▶ Exercise description
Report each line of the entries below that has the word "from" in it.

▶ Material shown

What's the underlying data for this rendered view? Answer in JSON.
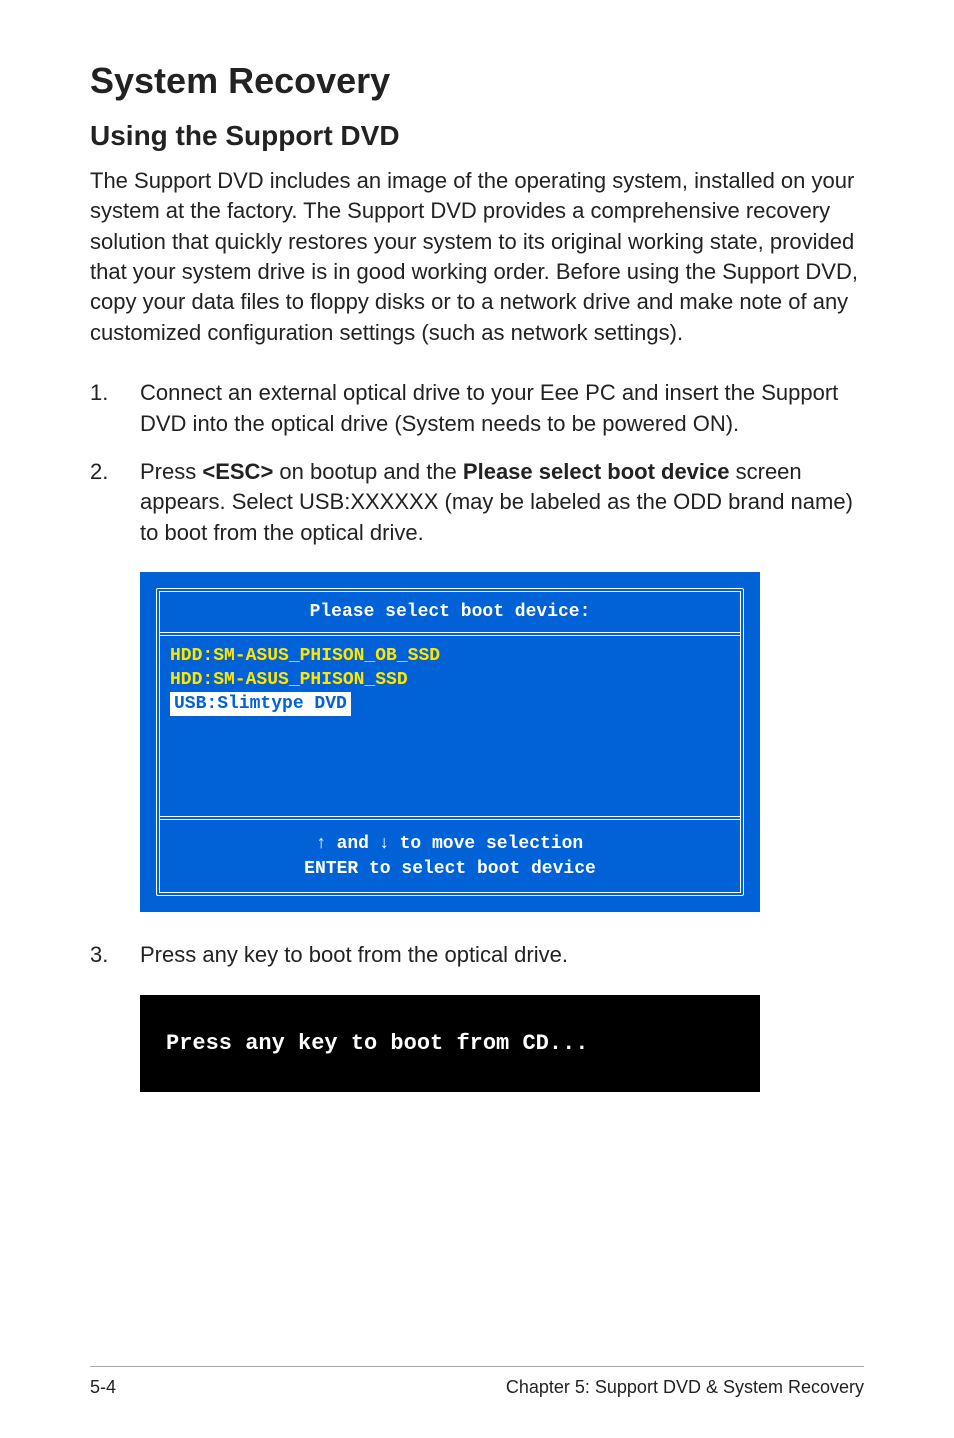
{
  "title": "System Recovery",
  "subtitle": "Using the Support DVD",
  "intro": "The Support DVD includes an image of the operating system, installed on your system at the factory. The Support DVD provides a comprehensive recovery solution that quickly restores your system to its original working state, provided that your system drive is in good working order. Before using the Support DVD, copy your data files to floppy disks or to a network drive and make note of any customized configuration settings (such as network settings).",
  "steps": {
    "s1_num": "1.",
    "s1_text": "Connect an external optical drive to your Eee PC and insert the Support DVD into the optical drive (System needs to be powered ON).",
    "s2_num": "2.",
    "s2_pre": "Press ",
    "s2_esc": "<ESC>",
    "s2_mid": " on bootup and the ",
    "s2_bold": "Please select boot device",
    "s2_post": " screen appears. Select USB:XXXXXX (may be labeled as the ODD brand name) to boot from the optical drive.",
    "s3_num": "3.",
    "s3_text": "Press any key to boot from the optical drive."
  },
  "boot": {
    "header": "Please select boot device:",
    "lines": [
      "HDD:SM-ASUS_PHISON_OB_SSD",
      "HDD:SM-ASUS_PHISON_SSD",
      "USB:Slimtype DVD"
    ],
    "footer1_pre": " and ",
    "footer1_post": " to move selection",
    "footer2": "ENTER to select boot device"
  },
  "black": {
    "text": "Press any key to boot from CD..."
  },
  "footer": {
    "page": "5-4",
    "chapter": "Chapter 5: Support DVD & System Recovery"
  }
}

▶ Solution to this exercise
    "s2_post": " screen appears. Select USB:XXXXXX (may be labeled as the ODD brand name) to boot from the optical drive.",
    "s3_text": "Press any key to boot from the optical drive."
    "text": "Press any key to boot from CD..."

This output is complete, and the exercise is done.